Suggested Next Steps for Prevention

Signage and Regulations

  • Ensure signage indicates Li-ion dangers, recharging stations and the occupancy of ESS locations.
  • Ensure that Li-ion battery recycling centers operate with proper permits and signage for the public and first responder community.
  • Develop standards for Li-ion truck transport (pallets, manifest listing, charge levels, damaged batteries and the number of batteries).
  • Identify regulations and code changes that can happen in the short term at the local or regional level. This should eventually lead to a coordinated state plan.
  • National Fire Protection Association (NFPA) and local communities should develop and enforce E-stop legislation and regulations at charging stations.
  • Until specific testing and procedures are developed, follow current Occupational Safety and Health Administration (OSHA) standards regarding lockout/tagout of hazardous electricity events.
  • Develop building codes and standards for EV charging and Li-ion storage in public and residential spaces.
  • Establish local building codes for installing and operating charging stations, home energy systems, transportation, storage and disposal of Li-ion battery systems.
  • Require manufacturers to consider input from subject matter experts and first responders in the EV/ESS development and design process.

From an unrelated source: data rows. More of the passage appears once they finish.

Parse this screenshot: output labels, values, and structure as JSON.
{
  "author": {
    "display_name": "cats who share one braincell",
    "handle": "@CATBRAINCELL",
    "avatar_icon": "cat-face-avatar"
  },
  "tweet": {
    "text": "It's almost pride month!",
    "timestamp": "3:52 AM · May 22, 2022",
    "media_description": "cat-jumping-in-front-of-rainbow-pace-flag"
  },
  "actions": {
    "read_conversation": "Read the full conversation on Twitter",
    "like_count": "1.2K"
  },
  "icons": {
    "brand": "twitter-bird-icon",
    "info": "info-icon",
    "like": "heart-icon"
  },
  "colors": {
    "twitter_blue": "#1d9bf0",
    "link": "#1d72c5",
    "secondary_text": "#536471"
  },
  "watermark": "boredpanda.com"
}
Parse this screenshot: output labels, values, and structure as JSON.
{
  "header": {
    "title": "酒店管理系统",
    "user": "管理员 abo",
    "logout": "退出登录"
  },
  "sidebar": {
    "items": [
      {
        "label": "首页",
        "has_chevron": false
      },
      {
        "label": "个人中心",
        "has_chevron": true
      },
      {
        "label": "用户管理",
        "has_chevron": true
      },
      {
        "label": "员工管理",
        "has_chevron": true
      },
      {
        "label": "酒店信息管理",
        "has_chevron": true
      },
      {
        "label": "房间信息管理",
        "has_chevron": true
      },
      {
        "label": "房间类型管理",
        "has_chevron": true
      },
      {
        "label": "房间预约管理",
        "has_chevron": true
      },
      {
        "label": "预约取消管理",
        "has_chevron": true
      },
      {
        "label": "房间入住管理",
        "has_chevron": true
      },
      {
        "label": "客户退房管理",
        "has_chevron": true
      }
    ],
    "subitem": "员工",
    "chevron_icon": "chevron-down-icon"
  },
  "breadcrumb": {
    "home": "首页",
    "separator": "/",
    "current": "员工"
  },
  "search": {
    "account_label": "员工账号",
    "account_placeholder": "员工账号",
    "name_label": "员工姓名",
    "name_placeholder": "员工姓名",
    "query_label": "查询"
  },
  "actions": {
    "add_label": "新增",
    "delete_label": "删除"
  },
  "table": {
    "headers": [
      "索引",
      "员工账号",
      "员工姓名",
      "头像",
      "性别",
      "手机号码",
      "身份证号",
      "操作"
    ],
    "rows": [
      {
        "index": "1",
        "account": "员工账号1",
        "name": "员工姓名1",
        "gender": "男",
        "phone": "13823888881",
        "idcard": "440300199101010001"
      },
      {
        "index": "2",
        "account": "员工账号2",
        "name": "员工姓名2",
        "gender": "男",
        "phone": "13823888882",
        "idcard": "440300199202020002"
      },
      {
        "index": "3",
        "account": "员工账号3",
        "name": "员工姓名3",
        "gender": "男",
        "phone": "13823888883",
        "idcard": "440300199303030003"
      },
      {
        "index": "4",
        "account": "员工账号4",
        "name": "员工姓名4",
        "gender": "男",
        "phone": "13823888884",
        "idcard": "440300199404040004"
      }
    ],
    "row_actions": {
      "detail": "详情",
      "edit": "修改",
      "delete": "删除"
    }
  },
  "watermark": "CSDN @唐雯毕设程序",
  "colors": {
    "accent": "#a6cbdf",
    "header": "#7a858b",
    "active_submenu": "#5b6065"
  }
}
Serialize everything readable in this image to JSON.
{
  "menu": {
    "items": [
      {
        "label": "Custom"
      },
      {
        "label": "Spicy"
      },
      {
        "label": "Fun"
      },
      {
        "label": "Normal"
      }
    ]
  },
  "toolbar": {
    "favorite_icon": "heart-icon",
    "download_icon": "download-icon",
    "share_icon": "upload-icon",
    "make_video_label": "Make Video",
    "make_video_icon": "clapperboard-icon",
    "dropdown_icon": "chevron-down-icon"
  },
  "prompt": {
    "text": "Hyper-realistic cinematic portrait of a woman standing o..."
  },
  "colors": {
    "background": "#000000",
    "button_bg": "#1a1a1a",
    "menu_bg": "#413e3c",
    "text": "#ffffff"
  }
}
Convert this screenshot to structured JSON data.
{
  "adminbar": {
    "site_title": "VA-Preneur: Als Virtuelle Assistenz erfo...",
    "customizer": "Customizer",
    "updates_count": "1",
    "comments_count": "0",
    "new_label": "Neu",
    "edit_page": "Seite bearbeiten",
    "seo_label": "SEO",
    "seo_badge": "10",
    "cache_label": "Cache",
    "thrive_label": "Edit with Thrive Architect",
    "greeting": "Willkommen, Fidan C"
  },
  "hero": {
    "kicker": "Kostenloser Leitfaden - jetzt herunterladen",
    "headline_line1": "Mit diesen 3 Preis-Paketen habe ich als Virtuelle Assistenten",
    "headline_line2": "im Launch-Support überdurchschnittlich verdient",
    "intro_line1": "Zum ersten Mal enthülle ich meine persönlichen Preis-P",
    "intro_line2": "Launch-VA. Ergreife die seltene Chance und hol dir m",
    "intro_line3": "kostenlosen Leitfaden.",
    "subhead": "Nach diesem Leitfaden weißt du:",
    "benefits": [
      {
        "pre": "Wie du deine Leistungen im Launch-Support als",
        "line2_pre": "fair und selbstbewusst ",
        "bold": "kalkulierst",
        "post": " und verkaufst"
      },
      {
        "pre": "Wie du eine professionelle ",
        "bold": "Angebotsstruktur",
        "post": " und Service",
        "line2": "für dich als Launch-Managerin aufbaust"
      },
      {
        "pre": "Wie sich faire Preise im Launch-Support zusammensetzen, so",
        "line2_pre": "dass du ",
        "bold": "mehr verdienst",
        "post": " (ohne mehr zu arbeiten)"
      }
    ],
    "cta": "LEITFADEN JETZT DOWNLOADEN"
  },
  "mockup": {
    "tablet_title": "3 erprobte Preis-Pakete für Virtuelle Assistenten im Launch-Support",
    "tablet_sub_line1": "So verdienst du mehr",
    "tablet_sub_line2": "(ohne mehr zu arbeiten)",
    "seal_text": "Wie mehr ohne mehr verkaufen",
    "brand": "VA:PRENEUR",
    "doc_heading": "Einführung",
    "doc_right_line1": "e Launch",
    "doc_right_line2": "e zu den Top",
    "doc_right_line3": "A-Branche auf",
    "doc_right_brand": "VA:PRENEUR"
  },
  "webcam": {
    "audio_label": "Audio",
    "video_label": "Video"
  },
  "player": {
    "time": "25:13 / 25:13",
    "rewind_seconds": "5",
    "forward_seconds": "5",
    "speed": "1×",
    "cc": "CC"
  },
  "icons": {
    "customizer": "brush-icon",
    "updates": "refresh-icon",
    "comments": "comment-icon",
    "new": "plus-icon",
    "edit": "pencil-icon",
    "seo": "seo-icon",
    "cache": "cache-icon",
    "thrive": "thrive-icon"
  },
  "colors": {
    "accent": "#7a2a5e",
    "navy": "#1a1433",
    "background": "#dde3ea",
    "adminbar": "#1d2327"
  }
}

Education and Training

electric vehicle charging
  • NEW: Electric Vehicle Safety for the First Responder
  • Develop a comprehensive, coordinated EV/ESS public awareness campaign and education initiative that includes first responders and elected officials. This campaign should educate the public about safe use, hazards, and preventive actions regarding Li-ion batteries.
  • Develop a holiday campaign warning the public about Li-ion battery hazards in toys, tools and other devices likely to be charged and used inside homes.
  • Continue testing Li-ion gear decontamination procedures. These procedures are currently unknown, but TEEX and several labs, manufacturers, and companies are conducting testing.
  • Develop a web-based clearinghouse for information to consolidate and vet best practices for first responders to plan for and manage EV/ESS incidents.
  • Engage insurance companies regarding reimbursement for recovery, cleanup, and decontamination costs.

Current practices for before, during and after an electric fire or energy storage systems fire.

Download now

EV-ESS Summit Report

Upcoming Speaking Engagements
  • State Firefighters and Fire Marshals Association of Texas – June 27-30
  • National Homeland Security Conference – TBD
  • Quad County Chiefs Association – August 21
  • Texas Fire Marshals Conference – November 7
EV/Li Fire & Safety Video Series


Energy Security Agency (ESA)

European Environment Agency (EEA)

Report 13/2018: Electric Vehicles From Life Cycle and Circular Economy Perspectives

Fire Safety Research Institute (FSRI)

Take Charge of Battery Safety

EV Rescue- Response Guide application

Apple Store Application: EV Rescue-Electric Vehicles (EVR)

International Association of Fire Chiefs (IAFC)

Lithium-Ion and Energy Storage Systems Resources

National Fire Protection Agency (NFPA)

Emergency Response Guides from 35+ alternative fuel vehicle manufacturers for free download

QR Code linking to Emergency Response Guides.

National Transportation Safety Board (NTSB)

Report on Safety Risks to Emergency Responders from Lithium-Ion Battery Fires in Electric Vehicles

U.S. Dept. of Energy

Alternative Fuels Data Center – Electric Vehicles in Texas

U.S. Fire Administration (USFA)

Battery Fire Safety Tips